Multi-factor Authentication (MFA)

Multi-factor Authentication, also known as MFA, and most commonly appearing in the form of Two-factor Authentication (2FA) is the practice of requiring a user to provide multiple pieces of evidence (such as passwords, one-time-codes etc.) to be granted access to a service. There are many different methods which can be used but not all of them are equal in terms of the protection they provide.


SMS is considered to be a weak form of MFA, as it is susceptible to SIM Swapping Attacks. A quick web-search will surface a number of SIM swapping attacks that have been executed in the wild, often targeting, but not limited to, crypto-currency holders. SMS for providers that support 2G may also be susceptible, as the security of 2G networks is based on A5/1, a commonly-exploited implementation of the A5 security protocol. Even if your phone supports a better standard, a message downgrade attack may result in the message being replayed over 2G.


Time-based One Time Passwords (TOTP), are one of the more common authentication methods which are relatively good compared to SMS, but still have some weaknesses. TOTP is based on symmetric cryptography, which means the secret used to generate codes is stored by both the client and the authentication server, and can be leaked by being intercepted during the setup process or by being improperly stored on the user’s device.

Some examples of applications which generate TOTP codes are: Authy, Microsoft Authenticator, Google Authenticator and most notably Yubico Authenticator.

Yubico Authenticator sets itself apart by allowing users to store their TOTP secret on a yubikey, improving the way secrets are stored, as well as allowing one to leverage additional protection measures such as yubikey’s password, and touch options.


WebAuthn is a protocol based on asymmetric cryptography, which is the clear winner in terms of achieving reasonable security when it comes to MFA. Due to the nature of asymmetric keys, only the client knows the private key; the server can only verify that a signature was made by that key.
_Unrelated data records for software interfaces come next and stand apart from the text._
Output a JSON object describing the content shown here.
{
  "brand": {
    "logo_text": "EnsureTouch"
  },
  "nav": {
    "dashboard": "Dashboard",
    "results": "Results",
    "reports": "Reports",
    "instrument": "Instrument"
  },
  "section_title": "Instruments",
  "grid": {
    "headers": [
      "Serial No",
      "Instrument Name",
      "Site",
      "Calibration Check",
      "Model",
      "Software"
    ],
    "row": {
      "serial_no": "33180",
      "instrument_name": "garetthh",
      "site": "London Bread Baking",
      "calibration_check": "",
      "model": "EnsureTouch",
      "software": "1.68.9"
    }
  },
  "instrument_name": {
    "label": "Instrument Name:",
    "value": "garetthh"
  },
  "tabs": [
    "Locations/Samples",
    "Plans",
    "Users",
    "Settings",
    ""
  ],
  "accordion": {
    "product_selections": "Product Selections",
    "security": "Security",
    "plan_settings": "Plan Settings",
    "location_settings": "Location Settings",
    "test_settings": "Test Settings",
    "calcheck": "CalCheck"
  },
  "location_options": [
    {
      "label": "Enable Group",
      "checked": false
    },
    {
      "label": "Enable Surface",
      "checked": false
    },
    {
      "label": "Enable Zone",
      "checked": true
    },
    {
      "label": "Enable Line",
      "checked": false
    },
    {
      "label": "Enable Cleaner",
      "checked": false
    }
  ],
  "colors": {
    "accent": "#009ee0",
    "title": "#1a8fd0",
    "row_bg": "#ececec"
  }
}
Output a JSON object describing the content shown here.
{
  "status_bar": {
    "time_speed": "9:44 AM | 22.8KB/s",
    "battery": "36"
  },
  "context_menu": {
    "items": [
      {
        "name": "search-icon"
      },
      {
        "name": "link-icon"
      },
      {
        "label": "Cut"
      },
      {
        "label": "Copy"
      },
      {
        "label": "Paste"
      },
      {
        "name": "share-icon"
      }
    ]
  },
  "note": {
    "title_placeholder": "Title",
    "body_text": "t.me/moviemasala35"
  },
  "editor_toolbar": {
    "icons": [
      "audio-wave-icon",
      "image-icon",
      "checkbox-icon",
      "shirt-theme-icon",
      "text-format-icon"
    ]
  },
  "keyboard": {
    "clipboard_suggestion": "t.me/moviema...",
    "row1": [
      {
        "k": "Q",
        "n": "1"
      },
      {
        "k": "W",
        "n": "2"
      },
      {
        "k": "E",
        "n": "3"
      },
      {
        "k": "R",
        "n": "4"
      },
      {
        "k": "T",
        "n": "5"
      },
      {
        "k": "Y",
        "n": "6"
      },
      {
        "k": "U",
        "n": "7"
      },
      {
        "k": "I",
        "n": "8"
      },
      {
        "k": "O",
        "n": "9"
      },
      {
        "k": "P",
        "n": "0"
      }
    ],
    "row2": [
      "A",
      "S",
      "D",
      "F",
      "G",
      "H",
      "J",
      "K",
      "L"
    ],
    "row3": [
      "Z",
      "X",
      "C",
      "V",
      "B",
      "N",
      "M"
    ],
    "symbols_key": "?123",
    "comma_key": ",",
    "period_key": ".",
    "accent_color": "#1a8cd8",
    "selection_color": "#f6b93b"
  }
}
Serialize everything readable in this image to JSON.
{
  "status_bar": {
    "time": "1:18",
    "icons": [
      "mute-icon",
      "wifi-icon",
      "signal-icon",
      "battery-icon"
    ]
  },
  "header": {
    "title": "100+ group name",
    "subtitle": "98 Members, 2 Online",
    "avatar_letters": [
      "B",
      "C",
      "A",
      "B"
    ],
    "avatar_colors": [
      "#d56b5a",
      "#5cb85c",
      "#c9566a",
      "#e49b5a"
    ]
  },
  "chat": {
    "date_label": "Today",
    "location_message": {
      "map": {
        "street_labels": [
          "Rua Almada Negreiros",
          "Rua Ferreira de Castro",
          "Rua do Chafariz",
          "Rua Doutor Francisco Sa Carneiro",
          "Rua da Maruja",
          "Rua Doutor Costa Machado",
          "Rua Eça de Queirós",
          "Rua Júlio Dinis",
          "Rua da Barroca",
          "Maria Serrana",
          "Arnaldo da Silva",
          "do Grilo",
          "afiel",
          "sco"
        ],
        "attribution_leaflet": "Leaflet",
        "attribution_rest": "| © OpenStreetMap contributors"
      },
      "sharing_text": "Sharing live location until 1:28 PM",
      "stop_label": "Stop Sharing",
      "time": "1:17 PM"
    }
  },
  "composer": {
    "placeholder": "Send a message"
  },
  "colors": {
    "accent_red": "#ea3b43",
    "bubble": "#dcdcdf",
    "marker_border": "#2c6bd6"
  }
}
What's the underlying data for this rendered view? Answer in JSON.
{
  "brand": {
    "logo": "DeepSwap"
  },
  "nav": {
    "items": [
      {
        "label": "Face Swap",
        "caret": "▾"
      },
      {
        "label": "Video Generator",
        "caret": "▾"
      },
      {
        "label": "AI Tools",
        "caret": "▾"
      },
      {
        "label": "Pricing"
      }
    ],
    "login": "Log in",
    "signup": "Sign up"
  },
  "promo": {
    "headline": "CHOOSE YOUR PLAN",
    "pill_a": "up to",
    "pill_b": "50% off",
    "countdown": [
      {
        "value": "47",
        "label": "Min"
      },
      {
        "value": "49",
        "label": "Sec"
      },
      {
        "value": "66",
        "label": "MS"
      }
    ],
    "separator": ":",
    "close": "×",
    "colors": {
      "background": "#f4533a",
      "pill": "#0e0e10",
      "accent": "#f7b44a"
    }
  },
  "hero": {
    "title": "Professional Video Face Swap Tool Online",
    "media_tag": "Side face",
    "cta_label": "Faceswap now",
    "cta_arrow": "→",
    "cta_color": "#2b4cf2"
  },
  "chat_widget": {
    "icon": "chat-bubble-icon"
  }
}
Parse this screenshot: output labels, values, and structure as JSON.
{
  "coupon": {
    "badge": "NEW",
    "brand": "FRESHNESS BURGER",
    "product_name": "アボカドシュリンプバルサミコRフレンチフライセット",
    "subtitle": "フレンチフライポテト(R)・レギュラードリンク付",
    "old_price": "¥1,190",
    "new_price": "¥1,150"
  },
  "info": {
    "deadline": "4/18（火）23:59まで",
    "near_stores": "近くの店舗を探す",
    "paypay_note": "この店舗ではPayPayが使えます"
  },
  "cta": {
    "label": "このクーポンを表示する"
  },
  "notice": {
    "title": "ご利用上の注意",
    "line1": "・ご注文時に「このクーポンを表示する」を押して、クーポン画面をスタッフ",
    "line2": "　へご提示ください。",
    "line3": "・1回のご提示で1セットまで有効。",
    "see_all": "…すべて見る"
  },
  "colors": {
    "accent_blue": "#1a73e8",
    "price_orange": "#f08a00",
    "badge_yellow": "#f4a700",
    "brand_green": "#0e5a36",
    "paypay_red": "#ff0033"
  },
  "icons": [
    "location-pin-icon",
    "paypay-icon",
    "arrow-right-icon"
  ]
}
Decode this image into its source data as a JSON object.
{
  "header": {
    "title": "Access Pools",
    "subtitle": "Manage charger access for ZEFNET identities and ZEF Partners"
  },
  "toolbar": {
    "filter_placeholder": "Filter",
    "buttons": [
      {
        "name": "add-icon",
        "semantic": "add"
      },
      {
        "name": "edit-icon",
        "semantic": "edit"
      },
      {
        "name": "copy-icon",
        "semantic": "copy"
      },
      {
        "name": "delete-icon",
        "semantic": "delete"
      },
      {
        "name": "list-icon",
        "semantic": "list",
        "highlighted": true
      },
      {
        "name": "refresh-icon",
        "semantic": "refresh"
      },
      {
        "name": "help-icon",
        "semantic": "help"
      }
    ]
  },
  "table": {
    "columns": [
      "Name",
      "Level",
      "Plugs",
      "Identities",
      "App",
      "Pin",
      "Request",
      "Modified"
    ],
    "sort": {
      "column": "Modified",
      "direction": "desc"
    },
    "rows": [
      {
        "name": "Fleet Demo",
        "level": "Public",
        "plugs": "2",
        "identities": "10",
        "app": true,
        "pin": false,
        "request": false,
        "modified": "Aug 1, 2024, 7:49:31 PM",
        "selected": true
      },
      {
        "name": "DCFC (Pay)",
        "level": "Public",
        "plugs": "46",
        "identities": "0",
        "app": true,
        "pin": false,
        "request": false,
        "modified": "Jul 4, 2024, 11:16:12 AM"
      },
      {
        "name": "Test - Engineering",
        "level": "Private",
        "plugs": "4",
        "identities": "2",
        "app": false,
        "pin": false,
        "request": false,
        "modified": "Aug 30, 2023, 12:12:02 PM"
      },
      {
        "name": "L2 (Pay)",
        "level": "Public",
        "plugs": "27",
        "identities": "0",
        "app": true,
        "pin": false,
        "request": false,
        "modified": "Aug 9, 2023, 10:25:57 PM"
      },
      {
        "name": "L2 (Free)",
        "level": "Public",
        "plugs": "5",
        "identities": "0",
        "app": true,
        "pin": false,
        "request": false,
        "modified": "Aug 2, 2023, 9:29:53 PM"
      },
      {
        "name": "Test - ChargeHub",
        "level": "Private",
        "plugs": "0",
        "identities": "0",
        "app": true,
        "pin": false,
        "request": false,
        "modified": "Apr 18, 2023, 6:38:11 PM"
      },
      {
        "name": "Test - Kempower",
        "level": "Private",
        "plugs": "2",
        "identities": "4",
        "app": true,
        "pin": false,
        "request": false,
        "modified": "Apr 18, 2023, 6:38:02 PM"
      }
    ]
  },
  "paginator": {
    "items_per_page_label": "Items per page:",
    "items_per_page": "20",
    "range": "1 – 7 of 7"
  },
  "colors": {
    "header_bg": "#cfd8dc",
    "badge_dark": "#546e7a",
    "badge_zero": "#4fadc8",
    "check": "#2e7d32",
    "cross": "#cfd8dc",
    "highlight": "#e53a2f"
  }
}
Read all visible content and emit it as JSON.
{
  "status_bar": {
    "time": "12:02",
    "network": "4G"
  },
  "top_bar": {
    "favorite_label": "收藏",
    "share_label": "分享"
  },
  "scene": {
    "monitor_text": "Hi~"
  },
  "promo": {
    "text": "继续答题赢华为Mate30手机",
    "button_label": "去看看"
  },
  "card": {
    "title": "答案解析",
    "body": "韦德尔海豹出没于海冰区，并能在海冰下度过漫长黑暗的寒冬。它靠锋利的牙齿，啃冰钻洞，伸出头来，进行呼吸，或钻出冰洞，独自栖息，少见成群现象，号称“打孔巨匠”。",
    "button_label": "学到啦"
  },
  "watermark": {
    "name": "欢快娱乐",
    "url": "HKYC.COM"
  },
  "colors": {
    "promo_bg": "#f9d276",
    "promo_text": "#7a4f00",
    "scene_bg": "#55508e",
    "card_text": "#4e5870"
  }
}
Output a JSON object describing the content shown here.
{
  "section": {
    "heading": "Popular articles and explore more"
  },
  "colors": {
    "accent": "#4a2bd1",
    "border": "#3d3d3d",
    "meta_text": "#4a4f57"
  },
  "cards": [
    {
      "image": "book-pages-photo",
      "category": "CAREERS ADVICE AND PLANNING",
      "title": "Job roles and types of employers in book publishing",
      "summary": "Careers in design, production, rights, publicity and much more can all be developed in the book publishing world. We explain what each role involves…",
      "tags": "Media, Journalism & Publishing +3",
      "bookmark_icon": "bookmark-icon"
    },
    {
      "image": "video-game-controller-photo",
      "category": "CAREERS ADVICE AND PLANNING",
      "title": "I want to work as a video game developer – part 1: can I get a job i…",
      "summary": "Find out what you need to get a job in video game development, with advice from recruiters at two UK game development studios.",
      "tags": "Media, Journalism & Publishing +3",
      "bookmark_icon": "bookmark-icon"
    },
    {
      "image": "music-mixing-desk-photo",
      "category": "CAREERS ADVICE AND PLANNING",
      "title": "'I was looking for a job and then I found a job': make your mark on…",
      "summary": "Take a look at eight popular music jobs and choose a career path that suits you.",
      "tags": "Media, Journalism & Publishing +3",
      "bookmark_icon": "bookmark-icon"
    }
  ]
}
Additionally, WebAuthn implemented by a trusted program (such as a web browser) is not vulnerable to phishing attacks, as it is cryptographically tied to an origin, such as a domain name (like “”). WebAuthn does a significantly better job of protecting users compared to other available methods, particularly when paired with a hardware token device, and is the recommended method which should be used whenever available.

When setting up MFA the user

  • must use WebAuthn based authentication where available
  • must disable other methods of MFA when WebAuthn is active
  • should use a HSM to store WebAuthn credentials
  • should back up WebAuthn MFA with a secondary HSM
  • should use Yubico Authenticator when WebAuthn is not available

Personal HSM Instructions

Github 2FA Setup

Link to Edit 2FA on Github

Setup 2FA on Github